Truly the worst audition of the night. He made Sinatra's classic virtually unrecognizable. But I did enjoy his dandy Eagle Scout project about the dangers of texting while driving. Everyone remember that when you're not texting in your votes for him later this season.
Michael Perotto, "Proud Mary"
He burps when he gets nervous. Apparently, he also sings terribly. He sounds like a really bad Cher impersonator. When Steven suggests he might be better for musical theater, Randy advises him not to sing anywhere ever again. Hmm, is Randy the new Simon?
Ashley Sullivan, "Gimme Gimme"
She's Britney Spears-obsessed, and even carries around a photo of the pop star in her pocket for good luck. Her song wasn't terribly sung, but it was manic. And very Broadway. She says she wants to be the first show-tune pop star. (Sorry, Ashley, but Adam Lambert already exists.) Also, she thinks "pop needs to get with Liza Minelli." She then has a mental breakdown during deliberations. Randy wisely says no, but Steven and J. Lo say yes, and Steven promises to work her unbridled enthusiasm into something good.
Melinda Ademi, "If I Ain't Got You"
Warm and fuzzy alert! Her family escaped from war-torn Kosovo via the green card lottery. She does a great job with Alicia Keys' song, and wins a golden ticket to Hollywood. "You can live the American dream!" J. Lo says. "You won the lottery twice!" Nice, J. Lo.
Devyn Rush, "God Bless the Child"
This singing waitress from New York had a great voice. So instead, the judges made fun of her outfit. She gets a golden ticket with the advice to believe in her voice and become a total package. This industry has no soul.
Yoji "Pop" Asano, "Party in the U.S.A."
He's been imitating Michael Jackson since "before he was born." But instead of sharing those special talents with us, he sings a Miley Cyrus song he says he hates. Don't worry, some of MJ's dance moves are in there. But none of the King of Pop's talent shows up. Shocking, I know.

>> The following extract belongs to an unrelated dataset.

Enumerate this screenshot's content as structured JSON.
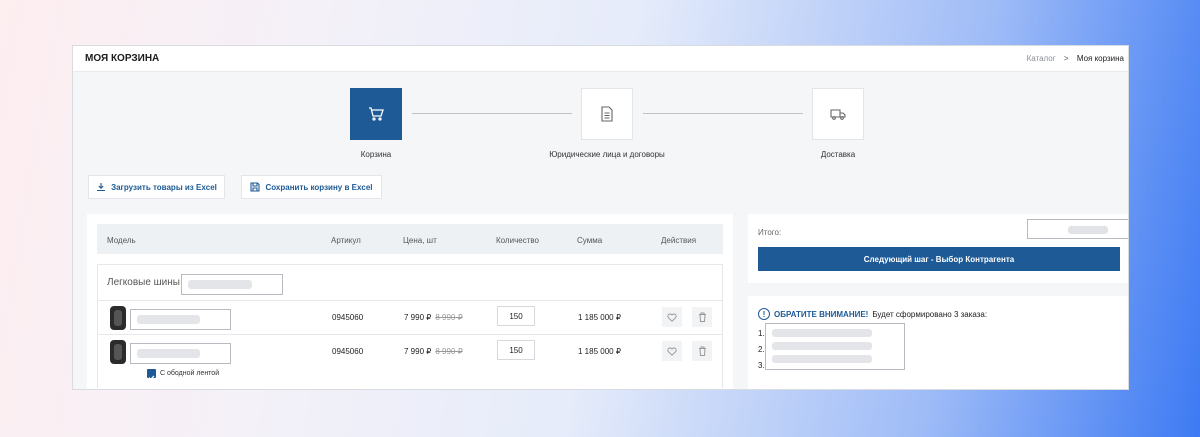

Brielle Von Hugel, "Endless Love"
Her dad, a doo wop singer, had throat cancer. She dedicates her performance to him. Steven thought she "sang beautiful." (That was his non-grammatical catch phrase of the night.) Because she had a tear-jerking story, she obviously was going to get through, but she has a solid voice. Downside: She, too, is 16.
Travis Orlando, "Eleanor Rigby"
Producers laid it on thick at the end: Travis grew up in the Bronx, battling drugs and gang violence. And his dad got sick and they lost their home. He has a nice tone to his voice, and he made some interesting choices in the arrangement. But he sounds like he's singing with a tennis ball in his throat. He just needs to loosen up, and he'll get a chance to in Hollywood.
So, do you think this batch of wannabes "sang beautiful"? What do you think of the new judges? Are you looking forward to Season 10, or are you patiently waiting for Simon's return in the fall with The X Factor? Share all your thoughts in the comments below!
And so it begins again. After one of the busiest off-seasons in American Idol history, Fox's reality juggernaut returns promising that, despite last year's questionable talent pool, sagging ratings and mass defections from the judges' table, "the best is yet to come" in Season 10. Host Ryan Seacrest even trotted out the word "epic." So, did the show live up to the hype? Let's find out...